++++ Data records

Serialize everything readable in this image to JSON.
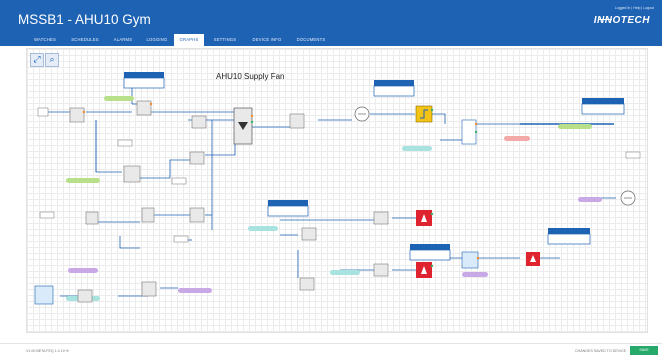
{
  "app": {
    "title": "MSSB1 - AHU10 Gym",
    "top_links": "Logged In  |  Help  |  Logout",
    "logo": "INNOTECH"
  },
  "nav": {
    "tabs": [
      "WATCHES",
      "SCHEDULES",
      "ALARMS",
      "LOGGING",
      "GRAPHS",
      "SETTINGS",
      "DEVICE INFO",
      "DOCUMENTS"
    ],
    "active": "GRAPHS"
  },
  "toolbar": {
    "fit_icon": "expand-arrows-icon",
    "zoom_icon": "magnifier-icon"
  },
  "diagram": {
    "title": "AHU10 Supply Fan"
  },
  "footer": {
    "left": "V1.00 BETA FEQ 1.0 10 %",
    "right": "CHANGES SAVED TO DEVICE",
    "button": "SAVE"
  },
  "colors": {
    "header": "#1e62b4",
    "wire": "#1e62b4",
    "alarm_red": "#e0242f",
    "value_yellow": "#f3c315",
    "save_green": "#27a96c",
    "tag_green": "#b8e08a",
    "tag_purple": "#c9a8e6",
    "tag_teal": "#a8e3e0",
    "tag_blue": "#a8c8f0"
  }
}
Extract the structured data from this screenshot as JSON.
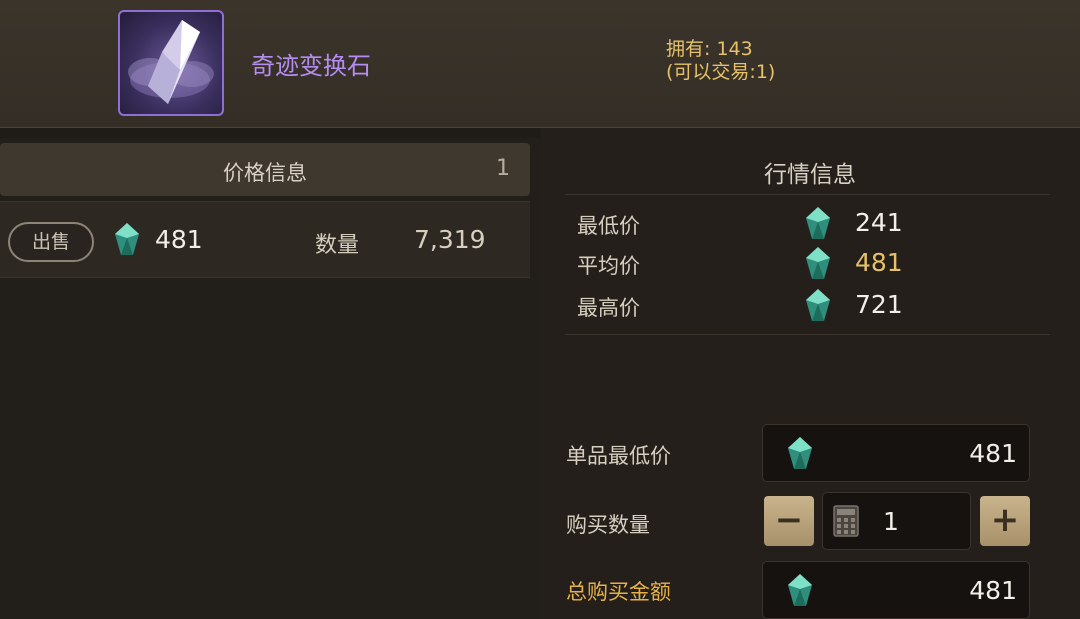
{
  "item": {
    "name": "奇迹变换石",
    "owned_label": "拥有:",
    "owned_count": "143",
    "tradable_text": "(可以交易:1)"
  },
  "price_info": {
    "title": "价格信息",
    "page": "1",
    "listings": [
      {
        "action_label": "出售",
        "price": "481",
        "qty_label": "数量",
        "qty": "7,319"
      }
    ]
  },
  "market_info": {
    "title": "行情信息",
    "stats": [
      {
        "label": "最低价",
        "value": "241"
      },
      {
        "label": "平均价",
        "value": "481"
      },
      {
        "label": "最高价",
        "value": "721"
      }
    ]
  },
  "purchase": {
    "unit_price_label": "单品最低价",
    "unit_price": "481",
    "quantity_label": "购买数量",
    "quantity": "1",
    "minus_label": "−",
    "plus_label": "+",
    "total_label": "总购买金额",
    "total": "481"
  },
  "colors": {
    "item_name": "#b58cf0",
    "gold_text": "#e6c16a",
    "total_label": "#e6b24a",
    "gem": "#3fb59a"
  },
  "icons": {
    "item": "crystal-shard-icon",
    "currency": "blue-gem-icon",
    "calculator": "calculator-icon"
  }
}
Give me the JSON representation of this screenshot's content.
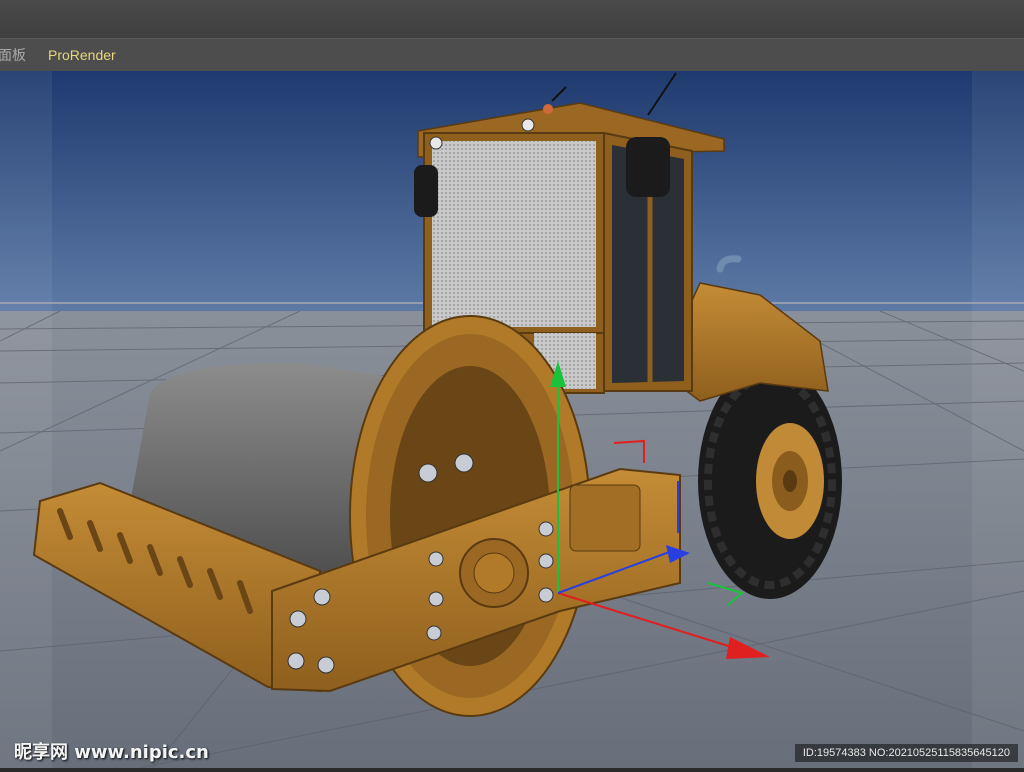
{
  "menu": {
    "items": [
      {
        "label": "面板"
      },
      {
        "label": "ProRender"
      }
    ]
  },
  "viewport": {
    "axis_icons": {
      "y_axis": "y-axis-arrow-green",
      "x_axis": "x-axis-arrow-red",
      "z_axis": "z-axis-arrow-blue"
    },
    "colors": {
      "sky_top": "#1f3a70",
      "sky_bottom": "#5a78a6",
      "floor": "#727a86",
      "machine_body": "#b07a28",
      "axis_y": "#19c23a",
      "axis_x": "#e01f1f",
      "axis_z": "#2a3fe0"
    }
  },
  "watermark": {
    "left": "昵享网 www.nipic.cn",
    "right": "ID:19574383 NO:20210525115835645120"
  }
}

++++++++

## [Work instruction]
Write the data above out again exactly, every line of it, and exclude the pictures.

## [Response to this task]
Serialize everything readable in this image to JSON.
{
  "app": {
    "title": "MSSB1 - AHU10 Gym",
    "top_links": "Logged In  |  Help  |  Logout",
    "logo": "INNOTECH"
  },
  "nav": {
    "tabs": [
      "WATCHES",
      "SCHEDULES",
      "ALARMS",
      "LOGGING",
      "GRAPHS",
      "SETTINGS",
      "DEVICE INFO",
      "DOCUMENTS"
    ],
    "active": "GRAPHS"
  },
  "toolbar": {
    "fit_icon": "expand-arrows-icon",
    "zoom_icon": "magnifier-icon"
  },
  "diagram": {
    "title": "AHU10 Supply Fan"
  },
  "footer": {
    "left": "V1.00 BETA FEQ 1.0 10 %",
    "right": "CHANGES SAVED TO DEVICE",
    "button": "SAVE"
  },
  "colors": {
    "header": "#1e62b4",
    "wire": "#1e62b4",
    "alarm_red": "#e0242f",
    "value_yellow": "#f3c315",
    "save_green": "#27a96c",
    "tag_green": "#b8e08a",
    "tag_purple": "#c9a8e6",
    "tag_teal": "#a8e3e0",
    "tag_blue": "#a8c8f0"
  }
}
Extract the structured data from this screenshot as JSON.
{
  "item": {
    "name": "奇迹变换石",
    "owned_label": "拥有:",
    "owned_count": "143",
    "tradable_text": "(可以交易:1)"
  },
  "price_info": {
    "title": "价格信息",
    "page": "1",
    "listings": [
      {
        "action_label": "出售",
        "price": "481",
        "qty_label": "数量",
        "qty": "7,319"
      }
    ]
  },
  "market_info": {
    "title": "行情信息",
    "stats": [
      {
        "label": "最低价",
        "value": "241"
      },
      {
        "label": "平均价",
        "value": "481"
      },
      {
        "label": "最高价",
        "value": "721"
      }
    ]
  },
  "purchase": {
    "unit_price_label": "单品最低价",
    "unit_price": "481",
    "quantity_label": "购买数量",
    "quantity": "1",
    "minus_label": "−",
    "plus_label": "+",
    "total_label": "总购买金额",
    "total": "481"
  },
  "colors": {
    "item_name": "#b58cf0",
    "gold_text": "#e6c16a",
    "total_label": "#e6b24a",
    "gem": "#3fb59a"
  },
  "icons": {
    "item": "crystal-shard-icon",
    "currency": "blue-gem-icon",
    "calculator": "calculator-icon"
  }
}
Give me the JSON representation of this screenshot's content.
{
  "menu": {
    "items": [
      {
        "label": "面板"
      },
      {
        "label": "ProRender"
      }
    ]
  },
  "viewport": {
    "axis_icons": {
      "y_axis": "y-axis-arrow-green",
      "x_axis": "x-axis-arrow-red",
      "z_axis": "z-axis-arrow-blue"
    },
    "colors": {
      "sky_top": "#1f3a70",
      "sky_bottom": "#5a78a6",
      "floor": "#727a86",
      "machine_body": "#b07a28",
      "axis_y": "#19c23a",
      "axis_x": "#e01f1f",
      "axis_z": "#2a3fe0"
    }
  },
  "watermark": {
    "left": "昵享网 www.nipic.cn",
    "right": "ID:19574383 NO:20210525115835645120"
  }
}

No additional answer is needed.